According to Joseph Giacalone, a former NYPD detective and consultant to the Guardian, it would have been difficult for undercover agents to infiltrate and get so close to leadership in such a short period of time. When asked about why the NYPD would go to such lengths to spy on the organization, Giacalone stated,
“If you take out the biggest mouth, everybody just withers away, so you concentrate on the ones you believe are your organizers. Once you identify that person, you can run computer checks on them to see if they have a warrant out or any summons failures, then you can drag them in before they go out to speak or rile up the crowd, as long as you have reasonable cause to do so.”
Lawyers are now examining the emails to see if the NYPD broke any laws while undergoing their surveillance. Typically, surveillance this intrusive has to be authorized by a special committee within the NYPD, however, in this instance there is no criminal justification for spying on a civil rights group. Spying on civil rights groups was done by the federal government in the 1950’s and 60s to quash uprisings. In this case, the NYPD may have overstepped its boundary.
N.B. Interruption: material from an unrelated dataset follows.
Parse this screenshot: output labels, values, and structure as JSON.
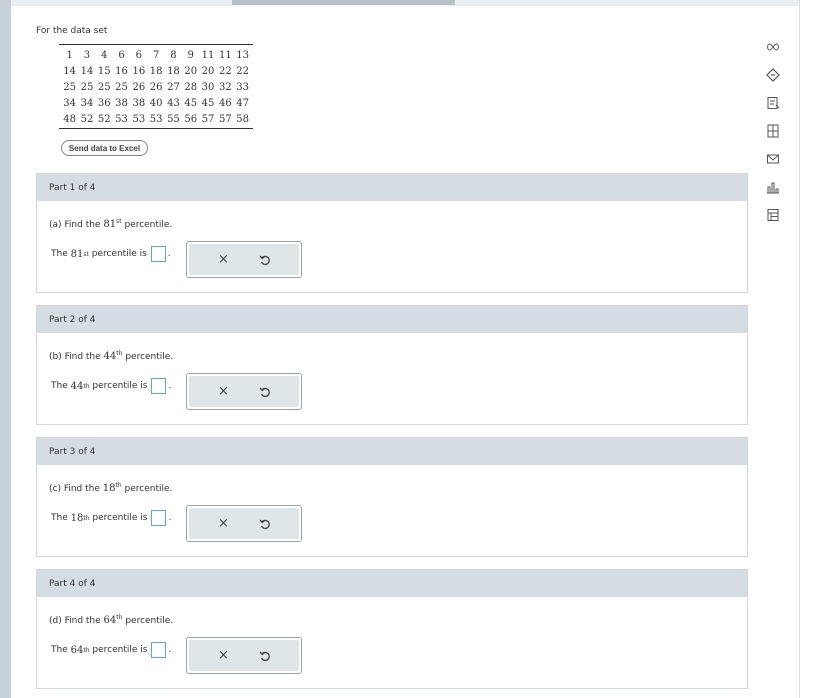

The emails only tell a part of the story, which left BLM and their attorneys wondering if the NYPD has withheld additional documents which would clarify their actions. Requests have already been submitted for any relevant documents that were not produced. The outcome, whether intended or not, was to undermine the trust that members had in the BLM organization. The knowledge that an undercover cop may have held a leadership position in the group has left many within wondering who at the top they can trust.